— TASK TO CARRY OUT —
Return copies of the lines below that mention "this".

Interface dataset entries
· · ·

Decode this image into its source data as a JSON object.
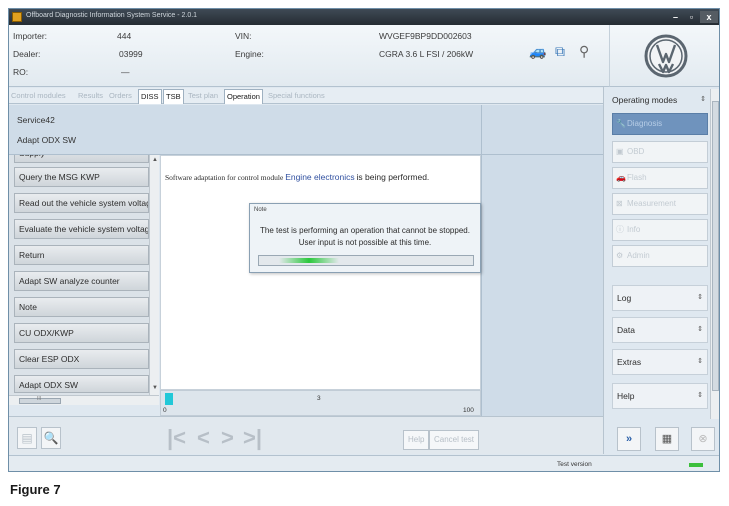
{
  "window": {
    "title": "Offboard Diagnostic Information System Service - 2.0.1",
    "controls": {
      "minimize": "–",
      "maximize": "▫",
      "close": "x"
    }
  },
  "vehicle_info": {
    "importer_label": "Importer:",
    "importer_value": "444",
    "dealer_label": "Dealer:",
    "dealer_value": "03999",
    "ro_label": "RO:",
    "ro_value": "—",
    "vin_label": "VIN:",
    "vin_value": "WVGEF9BP9DD002603",
    "engine_label": "Engine:",
    "engine_value": "CGRA 3.6 L FSI / 206kW"
  },
  "tabs": [
    {
      "label": "Control modules",
      "active": false
    },
    {
      "label": "Results",
      "active": false
    },
    {
      "label": "Orders",
      "active": false
    },
    {
      "label": "DISS",
      "active": true
    },
    {
      "label": "TSB",
      "active": true
    },
    {
      "label": "Test plan",
      "active": false
    },
    {
      "label": "Operation",
      "active": true
    },
    {
      "label": "Special functions",
      "active": false
    }
  ],
  "service": {
    "line1": "Service42",
    "line2": "Adapt ODX SW"
  },
  "left_list": {
    "partial_item": "Supply",
    "items": [
      "Query the MSG KWP",
      "Read out the vehicle system voltage",
      "Evaluate the vehicle system voltage",
      "Return",
      "Adapt SW analyze counter",
      "Note",
      "CU ODX/KWP",
      "Clear ESP ODX",
      "Adapt ODX SW"
    ],
    "hscroll_label": "III"
  },
  "work_area": {
    "message_prefix": "Software adaptation for control module",
    "message_module": "Engine electronics",
    "message_suffix": "is being performed."
  },
  "dialog": {
    "title": "Note",
    "line1": "The test is performing an operation that cannot be stopped.",
    "line2": "User input is not possible at this time.",
    "progress_color": "#2ac83c"
  },
  "progress_strip": {
    "current": "3",
    "start": "0",
    "end": "100"
  },
  "toolbar": {
    "help_label": "Help",
    "cancel_label": "Cancel test"
  },
  "right_panel": {
    "operating_modes_label": "Operating modes",
    "modes": [
      {
        "label": "Diagnosis",
        "icon": "wrench-icon",
        "selected": true
      },
      {
        "label": "OBD",
        "icon": "obd-icon",
        "selected": false
      },
      {
        "label": "Flash",
        "icon": "car-icon",
        "selected": false
      },
      {
        "label": "Measurement",
        "icon": "meter-icon",
        "selected": false
      },
      {
        "label": "Info",
        "icon": "info-icon",
        "selected": false
      },
      {
        "label": "Admin",
        "icon": "admin-icon",
        "selected": false
      }
    ],
    "sections": [
      "Log",
      "Data",
      "Extras",
      "Help"
    ]
  },
  "status_bar": {
    "text": "Test version"
  },
  "caption": "Figure 7",
  "colors": {
    "accent_selected": "#6f93bd",
    "title_bar": "#2b333b",
    "progress": "#2ac83c"
  }
}
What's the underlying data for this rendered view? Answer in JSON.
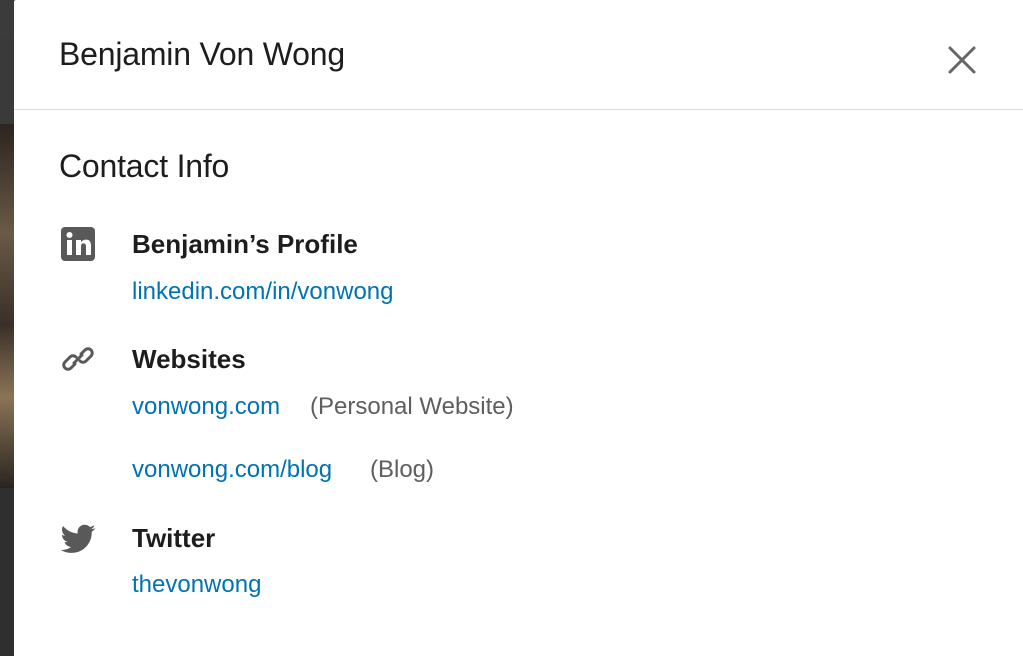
{
  "modal": {
    "title": "Benjamin Von Wong",
    "close_icon": "close-icon"
  },
  "contact": {
    "section_title": "Contact Info",
    "profile": {
      "icon": "linkedin-icon",
      "heading": "Benjamin’s Profile",
      "link": "linkedin.com/in/vonwong"
    },
    "websites": {
      "icon": "link-icon",
      "heading": "Websites",
      "items": [
        {
          "link": "vonwong.com",
          "note": "(Personal Website)"
        },
        {
          "link": "vonwong.com/blog",
          "note": "(Blog)"
        }
      ]
    },
    "twitter": {
      "icon": "twitter-icon",
      "heading": "Twitter",
      "link": "thevonwong"
    }
  },
  "colors": {
    "link": "#0073b1",
    "text": "#1d1d1d",
    "muted": "#5e5e5e",
    "icon": "#595959"
  }
}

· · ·

— SOLUTION —
Decode this image into its source data as a JSON object.
    "line2": "User input is not possible at this time.",
What's the underlying data for this rendered view? Answer in JSON.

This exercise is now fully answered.